### [WORK TO BE COMPLETED]
What is needed here is every line of the records that includes "JSON".

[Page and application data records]
= = = = =

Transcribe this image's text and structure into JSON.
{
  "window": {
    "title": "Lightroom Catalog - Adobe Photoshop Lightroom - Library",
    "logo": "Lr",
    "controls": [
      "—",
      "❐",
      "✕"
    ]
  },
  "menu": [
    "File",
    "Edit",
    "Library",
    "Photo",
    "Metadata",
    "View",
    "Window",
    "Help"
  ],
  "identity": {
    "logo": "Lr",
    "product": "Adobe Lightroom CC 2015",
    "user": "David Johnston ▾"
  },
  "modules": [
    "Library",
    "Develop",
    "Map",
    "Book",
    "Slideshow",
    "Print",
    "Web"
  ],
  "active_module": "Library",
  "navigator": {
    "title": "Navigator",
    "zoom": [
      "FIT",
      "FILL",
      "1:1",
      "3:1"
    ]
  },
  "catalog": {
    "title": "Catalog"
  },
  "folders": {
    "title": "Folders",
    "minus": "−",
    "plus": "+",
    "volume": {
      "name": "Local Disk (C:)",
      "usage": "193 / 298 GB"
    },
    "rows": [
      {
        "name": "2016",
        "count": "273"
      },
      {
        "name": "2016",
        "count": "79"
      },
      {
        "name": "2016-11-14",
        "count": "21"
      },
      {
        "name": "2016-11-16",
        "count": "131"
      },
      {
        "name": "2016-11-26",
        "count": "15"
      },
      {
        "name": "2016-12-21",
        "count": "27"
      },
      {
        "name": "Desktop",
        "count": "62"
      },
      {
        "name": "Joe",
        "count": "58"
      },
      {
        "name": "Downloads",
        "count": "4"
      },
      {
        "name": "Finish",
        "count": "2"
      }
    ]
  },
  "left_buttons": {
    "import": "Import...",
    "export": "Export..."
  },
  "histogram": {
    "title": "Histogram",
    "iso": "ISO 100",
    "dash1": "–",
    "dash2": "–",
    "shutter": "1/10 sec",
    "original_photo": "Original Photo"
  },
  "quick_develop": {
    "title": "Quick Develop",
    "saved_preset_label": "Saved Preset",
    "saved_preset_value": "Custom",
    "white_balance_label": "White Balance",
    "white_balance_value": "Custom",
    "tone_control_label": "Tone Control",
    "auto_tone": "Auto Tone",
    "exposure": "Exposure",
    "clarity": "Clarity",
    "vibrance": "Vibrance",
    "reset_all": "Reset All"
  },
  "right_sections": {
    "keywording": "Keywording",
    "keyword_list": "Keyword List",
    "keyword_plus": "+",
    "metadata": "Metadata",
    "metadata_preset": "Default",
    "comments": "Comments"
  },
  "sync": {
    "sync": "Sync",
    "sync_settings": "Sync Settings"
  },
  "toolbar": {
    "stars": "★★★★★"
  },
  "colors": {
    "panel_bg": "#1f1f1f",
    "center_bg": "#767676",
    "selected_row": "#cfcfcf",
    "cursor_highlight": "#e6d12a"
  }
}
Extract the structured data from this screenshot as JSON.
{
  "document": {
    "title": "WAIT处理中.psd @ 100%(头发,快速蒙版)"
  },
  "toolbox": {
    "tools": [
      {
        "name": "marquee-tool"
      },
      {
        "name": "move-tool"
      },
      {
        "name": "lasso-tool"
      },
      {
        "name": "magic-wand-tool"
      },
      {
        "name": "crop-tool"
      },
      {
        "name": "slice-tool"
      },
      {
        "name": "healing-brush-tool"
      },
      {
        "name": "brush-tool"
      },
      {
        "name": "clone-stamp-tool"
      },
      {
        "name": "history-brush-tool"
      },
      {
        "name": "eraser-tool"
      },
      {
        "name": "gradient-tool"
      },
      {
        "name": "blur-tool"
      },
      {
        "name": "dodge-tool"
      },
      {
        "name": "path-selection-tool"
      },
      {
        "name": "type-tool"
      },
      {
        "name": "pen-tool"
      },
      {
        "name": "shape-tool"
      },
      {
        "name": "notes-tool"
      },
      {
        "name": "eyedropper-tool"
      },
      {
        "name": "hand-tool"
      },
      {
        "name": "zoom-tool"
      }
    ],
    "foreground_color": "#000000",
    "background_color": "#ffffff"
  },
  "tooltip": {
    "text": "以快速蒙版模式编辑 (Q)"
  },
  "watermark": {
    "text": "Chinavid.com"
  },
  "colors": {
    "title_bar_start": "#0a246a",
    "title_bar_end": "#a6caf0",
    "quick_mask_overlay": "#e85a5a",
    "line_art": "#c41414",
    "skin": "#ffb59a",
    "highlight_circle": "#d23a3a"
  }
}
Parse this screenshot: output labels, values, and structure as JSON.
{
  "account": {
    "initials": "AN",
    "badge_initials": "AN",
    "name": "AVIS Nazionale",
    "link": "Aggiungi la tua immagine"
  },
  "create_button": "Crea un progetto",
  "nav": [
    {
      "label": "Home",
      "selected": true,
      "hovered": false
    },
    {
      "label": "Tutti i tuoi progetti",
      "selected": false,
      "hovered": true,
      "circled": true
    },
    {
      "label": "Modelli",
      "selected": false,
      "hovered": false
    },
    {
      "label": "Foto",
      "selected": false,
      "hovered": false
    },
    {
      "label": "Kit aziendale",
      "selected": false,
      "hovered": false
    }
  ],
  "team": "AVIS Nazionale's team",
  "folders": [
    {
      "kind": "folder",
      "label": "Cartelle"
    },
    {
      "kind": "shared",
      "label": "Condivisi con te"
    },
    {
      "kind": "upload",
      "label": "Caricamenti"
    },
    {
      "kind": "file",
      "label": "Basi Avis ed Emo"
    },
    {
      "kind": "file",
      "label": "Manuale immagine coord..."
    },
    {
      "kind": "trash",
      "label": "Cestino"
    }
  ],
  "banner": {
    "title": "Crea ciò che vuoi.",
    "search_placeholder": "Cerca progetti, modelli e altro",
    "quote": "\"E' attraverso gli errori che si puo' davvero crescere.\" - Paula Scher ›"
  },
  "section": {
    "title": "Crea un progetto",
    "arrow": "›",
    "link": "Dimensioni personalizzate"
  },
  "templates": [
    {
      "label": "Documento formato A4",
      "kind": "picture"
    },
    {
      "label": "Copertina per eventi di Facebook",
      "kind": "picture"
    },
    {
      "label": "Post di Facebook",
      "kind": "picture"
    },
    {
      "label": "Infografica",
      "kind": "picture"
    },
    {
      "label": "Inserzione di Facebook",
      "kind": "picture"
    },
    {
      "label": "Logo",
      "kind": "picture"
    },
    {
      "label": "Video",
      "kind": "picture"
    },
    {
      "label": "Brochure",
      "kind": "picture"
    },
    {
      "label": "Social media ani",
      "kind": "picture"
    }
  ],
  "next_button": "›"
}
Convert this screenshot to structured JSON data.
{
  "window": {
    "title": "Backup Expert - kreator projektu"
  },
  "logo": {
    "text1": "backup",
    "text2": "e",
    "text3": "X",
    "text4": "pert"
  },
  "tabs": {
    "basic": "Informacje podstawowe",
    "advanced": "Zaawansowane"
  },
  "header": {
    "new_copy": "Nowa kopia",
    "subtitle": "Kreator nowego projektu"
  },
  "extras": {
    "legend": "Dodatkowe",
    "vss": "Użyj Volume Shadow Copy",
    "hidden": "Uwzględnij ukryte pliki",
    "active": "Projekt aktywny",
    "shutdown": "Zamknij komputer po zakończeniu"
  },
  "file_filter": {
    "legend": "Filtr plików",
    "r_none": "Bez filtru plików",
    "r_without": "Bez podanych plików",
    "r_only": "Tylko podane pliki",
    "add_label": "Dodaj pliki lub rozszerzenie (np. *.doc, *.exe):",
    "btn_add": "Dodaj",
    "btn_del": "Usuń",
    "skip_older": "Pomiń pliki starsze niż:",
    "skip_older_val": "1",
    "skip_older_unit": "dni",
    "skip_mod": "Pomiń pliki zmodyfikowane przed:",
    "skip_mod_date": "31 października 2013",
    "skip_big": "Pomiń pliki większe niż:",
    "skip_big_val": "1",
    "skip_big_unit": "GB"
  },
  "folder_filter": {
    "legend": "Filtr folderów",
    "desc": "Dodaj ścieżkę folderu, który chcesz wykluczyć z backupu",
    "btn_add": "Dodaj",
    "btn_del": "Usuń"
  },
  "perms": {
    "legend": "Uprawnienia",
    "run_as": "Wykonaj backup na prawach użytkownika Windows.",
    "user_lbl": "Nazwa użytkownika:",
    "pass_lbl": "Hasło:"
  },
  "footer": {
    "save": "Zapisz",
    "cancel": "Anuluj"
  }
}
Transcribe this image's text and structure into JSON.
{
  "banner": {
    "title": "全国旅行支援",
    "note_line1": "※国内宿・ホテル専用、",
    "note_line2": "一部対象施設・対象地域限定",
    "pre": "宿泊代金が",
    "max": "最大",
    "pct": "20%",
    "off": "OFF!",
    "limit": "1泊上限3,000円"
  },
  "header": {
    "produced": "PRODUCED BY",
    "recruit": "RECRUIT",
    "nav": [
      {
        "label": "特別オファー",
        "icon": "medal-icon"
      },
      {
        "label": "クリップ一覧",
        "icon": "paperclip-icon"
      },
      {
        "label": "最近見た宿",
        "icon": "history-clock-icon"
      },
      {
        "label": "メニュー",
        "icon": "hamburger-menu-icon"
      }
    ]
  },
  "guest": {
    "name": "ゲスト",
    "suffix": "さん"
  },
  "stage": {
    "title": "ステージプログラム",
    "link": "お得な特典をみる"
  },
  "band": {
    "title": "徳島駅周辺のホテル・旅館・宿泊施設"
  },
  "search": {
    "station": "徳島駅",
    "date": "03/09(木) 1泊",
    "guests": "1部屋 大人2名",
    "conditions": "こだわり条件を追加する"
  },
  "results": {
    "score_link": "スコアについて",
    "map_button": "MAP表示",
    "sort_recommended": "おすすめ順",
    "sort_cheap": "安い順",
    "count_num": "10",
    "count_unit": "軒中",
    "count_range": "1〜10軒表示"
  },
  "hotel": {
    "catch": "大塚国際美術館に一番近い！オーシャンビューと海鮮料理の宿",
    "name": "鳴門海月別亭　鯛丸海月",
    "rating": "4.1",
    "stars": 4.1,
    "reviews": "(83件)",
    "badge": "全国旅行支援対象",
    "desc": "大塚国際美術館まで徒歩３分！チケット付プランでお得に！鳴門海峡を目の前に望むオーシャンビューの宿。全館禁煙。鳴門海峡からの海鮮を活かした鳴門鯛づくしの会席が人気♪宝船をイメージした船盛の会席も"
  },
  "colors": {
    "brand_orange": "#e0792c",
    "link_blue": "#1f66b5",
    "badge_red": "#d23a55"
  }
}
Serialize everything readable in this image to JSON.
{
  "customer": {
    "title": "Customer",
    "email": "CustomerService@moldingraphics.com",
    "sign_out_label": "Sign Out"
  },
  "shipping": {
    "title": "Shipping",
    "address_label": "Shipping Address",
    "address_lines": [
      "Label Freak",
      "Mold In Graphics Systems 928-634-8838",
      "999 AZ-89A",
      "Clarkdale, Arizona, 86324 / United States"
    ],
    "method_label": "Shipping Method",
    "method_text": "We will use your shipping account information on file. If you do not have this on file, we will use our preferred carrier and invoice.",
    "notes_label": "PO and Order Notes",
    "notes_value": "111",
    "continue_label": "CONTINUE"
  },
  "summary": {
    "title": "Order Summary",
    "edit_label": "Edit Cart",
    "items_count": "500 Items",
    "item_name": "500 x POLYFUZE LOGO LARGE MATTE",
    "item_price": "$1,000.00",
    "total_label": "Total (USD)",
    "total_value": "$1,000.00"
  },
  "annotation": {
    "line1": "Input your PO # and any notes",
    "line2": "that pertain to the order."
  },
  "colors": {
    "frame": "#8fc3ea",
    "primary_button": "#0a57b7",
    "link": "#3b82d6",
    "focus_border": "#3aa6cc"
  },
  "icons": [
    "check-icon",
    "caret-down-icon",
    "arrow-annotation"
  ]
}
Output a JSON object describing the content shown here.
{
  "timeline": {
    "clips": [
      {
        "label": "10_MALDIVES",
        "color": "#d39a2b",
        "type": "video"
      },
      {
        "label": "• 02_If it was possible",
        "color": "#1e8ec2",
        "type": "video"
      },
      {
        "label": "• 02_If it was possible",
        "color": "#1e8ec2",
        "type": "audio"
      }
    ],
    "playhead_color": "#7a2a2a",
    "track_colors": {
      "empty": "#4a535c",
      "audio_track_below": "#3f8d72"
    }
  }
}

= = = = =

### [RESULT BELOW]
Transcribe this image's text and structure into JSON.
Extract the structured data from this screenshot as JSON.
Parse this screenshot: output labels, values, and structure as JSON.
Convert this screenshot to structured JSON data.
Transcribe this image's text and structure into JSON.
Serialize everything readable in this image to JSON.
Output a JSON object describing the content shown here.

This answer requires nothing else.